LAFAYETTE, La. — Arkansas State coach Blake Anderson talked around the subject while Louisiana coach Mark Hudspeth avoided it completely.

LAFAYETTE, La. — Arkansas State coach Blake Anderson talked around the subject while Louisiana coach Mark Hudspeth avoided it completely.

Both know what’s at stake. Both know the importance of the outcome. Neither wants to fire the first shot.

No bother.

The road to a Sun Belt Conference championship winds through the swamplands of southern Louisiana to Cajun Field this evening for one of the most important games of the season when three-time defending league champion Arkansas State meets preseason favorite UL.

Kickoff is 7 p.m. The game will be broadcast nationally on ESPN2.

Despite the obvious situation, Anderson downplayed tonight’s matchup as just another week in the Belt.

"It’s the next of one of the 12 (on the schedule) and it’s a team that handed us our tail pretty good last year from what I can tell," the first-year ASU coach said. "It’s a team that everybody picked to be the conference champs, but that’s all it is. It’s just one of the games that’s left."

Oh well. So much for the big buildup of a showdown between Sun Belt contenders.

Hudspeth isn’t putting all of his eggs in the basket, either.

"Our season goal going in was to be 2-0 in conference, and now we have a new goal, to be 3-0 in the conference," Hudspeth said of the matchup. "It’s a one-game season. Whatever we find to do to be effective, that’s what we intend to do."

So the coaches aren’t diving into the hype. But the numbers suggest it should be as important, if not more so, as any game this season in determining the conference race.

Arkansas State (4-2 overall, 2-0 Sun Belt) has won three straight, including league wins over Louisiana-Monroe and Georgia State.

The Red Wolves lead the Sun Belt in total defense and rank third in total offense. They’re also coming in confident after throttling Georgia State 52-10.

Even Anderson won’t deny that.

"All in all, it was our most complete game," Anderson said.

Louisiana (3-3, 2-0) stumbled at the start of the season, losing three of its first four games while giving up 36 points a game. But the Cajuns have recovered nicely, winning their last two games, including a 34-10 blowout at Texas State one week ago.

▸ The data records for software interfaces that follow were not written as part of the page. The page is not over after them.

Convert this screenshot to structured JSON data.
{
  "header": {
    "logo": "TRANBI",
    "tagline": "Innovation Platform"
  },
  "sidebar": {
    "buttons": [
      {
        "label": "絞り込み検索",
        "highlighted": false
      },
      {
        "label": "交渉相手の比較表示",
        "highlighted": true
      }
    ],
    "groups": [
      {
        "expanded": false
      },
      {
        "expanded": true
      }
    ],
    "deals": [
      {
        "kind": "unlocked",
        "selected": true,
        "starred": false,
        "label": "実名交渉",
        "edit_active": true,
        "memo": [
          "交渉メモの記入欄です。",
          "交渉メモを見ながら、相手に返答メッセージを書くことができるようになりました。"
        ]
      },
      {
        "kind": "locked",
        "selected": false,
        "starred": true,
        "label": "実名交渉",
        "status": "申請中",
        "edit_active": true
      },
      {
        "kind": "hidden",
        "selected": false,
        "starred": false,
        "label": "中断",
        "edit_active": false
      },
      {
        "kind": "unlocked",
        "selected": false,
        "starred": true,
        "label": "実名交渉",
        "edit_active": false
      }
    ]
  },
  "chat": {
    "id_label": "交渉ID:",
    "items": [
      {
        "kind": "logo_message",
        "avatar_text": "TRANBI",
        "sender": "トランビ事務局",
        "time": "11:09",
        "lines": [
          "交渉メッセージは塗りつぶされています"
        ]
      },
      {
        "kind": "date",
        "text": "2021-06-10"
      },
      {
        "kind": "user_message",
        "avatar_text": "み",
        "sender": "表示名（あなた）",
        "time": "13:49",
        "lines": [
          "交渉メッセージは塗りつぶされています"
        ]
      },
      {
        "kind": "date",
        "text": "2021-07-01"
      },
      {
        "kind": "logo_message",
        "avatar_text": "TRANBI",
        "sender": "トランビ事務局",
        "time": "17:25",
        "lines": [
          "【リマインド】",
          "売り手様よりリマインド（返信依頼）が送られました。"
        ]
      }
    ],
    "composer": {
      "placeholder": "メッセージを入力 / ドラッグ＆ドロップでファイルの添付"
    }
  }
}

UL ranks in the bottom half of most key categories in the Sun Belt overall, including ninth in total offense and eighth in total defense. The Cajuns are producing 461 yards offense and 34 points a game, but are giving up 425 yards and 31 points a game.

Anderson says the statistics are only good for clouding one’s judgment. He’s sure the Cajuns are better than the numbers suggest.

"They were picked to win the conference for a reason," Anderson said. "They’re athletic. It will be a huge challenge to travel down there and play at their place. We are going to have to eliminate the mistakes we made last week, and take a better energy level to their place."

While Anderson is keeping his thoughts to himself about the implications of tonight’s matchup, the Red Wolves are thinking quite a bit differently.

ASU quarterback Fredi Knighten, who is coming off the two best performances of his career, said it’s a championship game in his mind.

"I can’t speak for the other players on the team, but for me personally, I’m treating it like it’s a championship game," Knighten said. "It’s one of those games that can make or break a season."

Last year’s meeting had the very same early-season hype. But as it turned out, the outcome didn’t have the impact that was expected.

Louisiana bullied ASU in a midweek game that was also broadcast on national television, winning 23-7. But the two teams ended up tied for the Sun Belt title at the end of the season with 6-2 league records.

That loss still sticks with the Red Wolves.

"We all remember what happened last year on ESPN, on national television," said ASU sophomore Xavier Woodson, who made his first career start that night. "We basically want to get revenge. We don’t want have the same thing happen again."

Asked about the implications of tonight’s game, ASU linebacker Qushaun Lee didn’t seem nearly as interested about the Sun Belt Conference race angle as he is paying the Ragin’ Cajuns back.

"This game has importance to it just because we lost to them last year," Lee said.

Arkansas State running back Michael Gordon figures to be a key piece of the Red Wolves’ attack this evening.

Since coming back from injury, Gordon has been nearly unstoppable. He ran for 168 yards against Louisiana-Monroe, then piled up 188 yards and two touchdowns at Georgia State.

Gordon didn’t get to play in last year’s contest, but he’s just as motivated as ever. As far as the winner getting the upper hand in the Sun Belt race, Gordon isn’t concerned.

"Really, we are the masters of our own fate," Gordon said. "If we go out and play football like we should, everything will take care of itself."